Joining the Area, named after the village of Schengen in Luxembourg where the Schengen Agreement, which led to the Area’s creation, was signed, entails eliminating internal border controls with the other Schengen members, while simultaneously strengthening external border controls with non-Schengen states.
Chaired by Minister of Internal Affairs Ranko Ostojić, the Committee on the Coordination and Supervision of the Schengen Instrument held its eighth session yesterday, discussing the Schengen evaluation process. A European Commission questionnaire is the first part of the process, and the Committee will have until August to complete it. Croatia had to wait two years once becoming an EU member before it could apply for membership of the Schengen Area.

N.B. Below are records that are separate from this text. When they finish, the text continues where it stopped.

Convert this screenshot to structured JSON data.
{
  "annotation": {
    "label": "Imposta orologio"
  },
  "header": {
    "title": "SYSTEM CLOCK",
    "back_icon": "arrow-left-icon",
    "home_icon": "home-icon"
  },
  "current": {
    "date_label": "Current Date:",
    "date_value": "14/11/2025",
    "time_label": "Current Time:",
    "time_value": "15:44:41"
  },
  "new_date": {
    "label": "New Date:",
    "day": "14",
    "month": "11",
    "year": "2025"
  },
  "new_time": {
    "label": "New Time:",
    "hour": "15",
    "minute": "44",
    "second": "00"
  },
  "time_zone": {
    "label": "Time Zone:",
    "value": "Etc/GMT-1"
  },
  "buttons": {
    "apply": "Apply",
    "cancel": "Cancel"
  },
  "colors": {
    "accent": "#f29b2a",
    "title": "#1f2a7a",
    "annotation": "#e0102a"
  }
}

Croatian Prime Minister Zoran Milanović says that entering the Schengen area was important for the country, especially as Croatia relied heavily on tourism and said free movement of its guests from the European Union was paramount.
The evaluation and monitoring process for Croatia, which will include visits from EU officials in 2016 to monitor such aspects as external borders, the Schengen information system and visa polices, is expected to take one year.

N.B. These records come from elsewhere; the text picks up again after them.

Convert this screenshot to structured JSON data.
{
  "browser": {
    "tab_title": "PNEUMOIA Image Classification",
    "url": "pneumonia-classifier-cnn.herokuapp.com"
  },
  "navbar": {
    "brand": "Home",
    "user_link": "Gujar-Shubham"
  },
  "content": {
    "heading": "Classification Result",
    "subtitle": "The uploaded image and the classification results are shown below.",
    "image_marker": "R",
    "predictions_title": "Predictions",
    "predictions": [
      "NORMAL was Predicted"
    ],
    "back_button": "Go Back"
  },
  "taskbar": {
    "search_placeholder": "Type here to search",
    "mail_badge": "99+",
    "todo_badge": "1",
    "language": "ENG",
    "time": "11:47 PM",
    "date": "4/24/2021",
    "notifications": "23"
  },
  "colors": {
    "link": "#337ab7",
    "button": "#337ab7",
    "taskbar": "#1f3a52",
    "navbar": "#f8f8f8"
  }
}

Schengen Area members will then vote on the admission of new entrants.